■ Requirement ■
Your answer must be a single number: the count of lines in the records below that include the string "Attendance".

■ Data for this task ■
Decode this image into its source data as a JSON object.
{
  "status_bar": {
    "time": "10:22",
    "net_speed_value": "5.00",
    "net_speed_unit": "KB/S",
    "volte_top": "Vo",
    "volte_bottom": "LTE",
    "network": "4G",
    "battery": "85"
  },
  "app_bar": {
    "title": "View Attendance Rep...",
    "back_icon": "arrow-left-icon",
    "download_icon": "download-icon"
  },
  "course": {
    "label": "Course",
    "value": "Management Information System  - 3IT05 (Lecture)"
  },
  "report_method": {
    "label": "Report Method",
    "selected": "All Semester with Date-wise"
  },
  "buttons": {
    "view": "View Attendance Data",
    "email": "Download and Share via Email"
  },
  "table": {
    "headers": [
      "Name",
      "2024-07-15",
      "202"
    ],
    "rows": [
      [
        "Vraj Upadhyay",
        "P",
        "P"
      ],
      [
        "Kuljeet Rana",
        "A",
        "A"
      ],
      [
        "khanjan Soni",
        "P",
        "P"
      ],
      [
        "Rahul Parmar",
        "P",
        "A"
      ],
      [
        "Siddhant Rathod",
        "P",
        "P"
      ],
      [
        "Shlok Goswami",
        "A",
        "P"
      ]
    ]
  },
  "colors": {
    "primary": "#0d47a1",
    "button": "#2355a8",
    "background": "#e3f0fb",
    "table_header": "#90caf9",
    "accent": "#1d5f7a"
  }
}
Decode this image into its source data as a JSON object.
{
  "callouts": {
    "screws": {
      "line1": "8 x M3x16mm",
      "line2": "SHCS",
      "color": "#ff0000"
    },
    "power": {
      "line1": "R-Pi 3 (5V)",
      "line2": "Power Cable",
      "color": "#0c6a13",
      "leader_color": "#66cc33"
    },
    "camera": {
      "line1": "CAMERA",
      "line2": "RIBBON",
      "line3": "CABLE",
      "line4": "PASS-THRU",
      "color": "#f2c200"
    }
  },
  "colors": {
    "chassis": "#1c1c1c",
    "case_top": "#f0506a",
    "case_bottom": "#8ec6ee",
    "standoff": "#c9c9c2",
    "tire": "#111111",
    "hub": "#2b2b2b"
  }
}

■ Exercise solution ■
2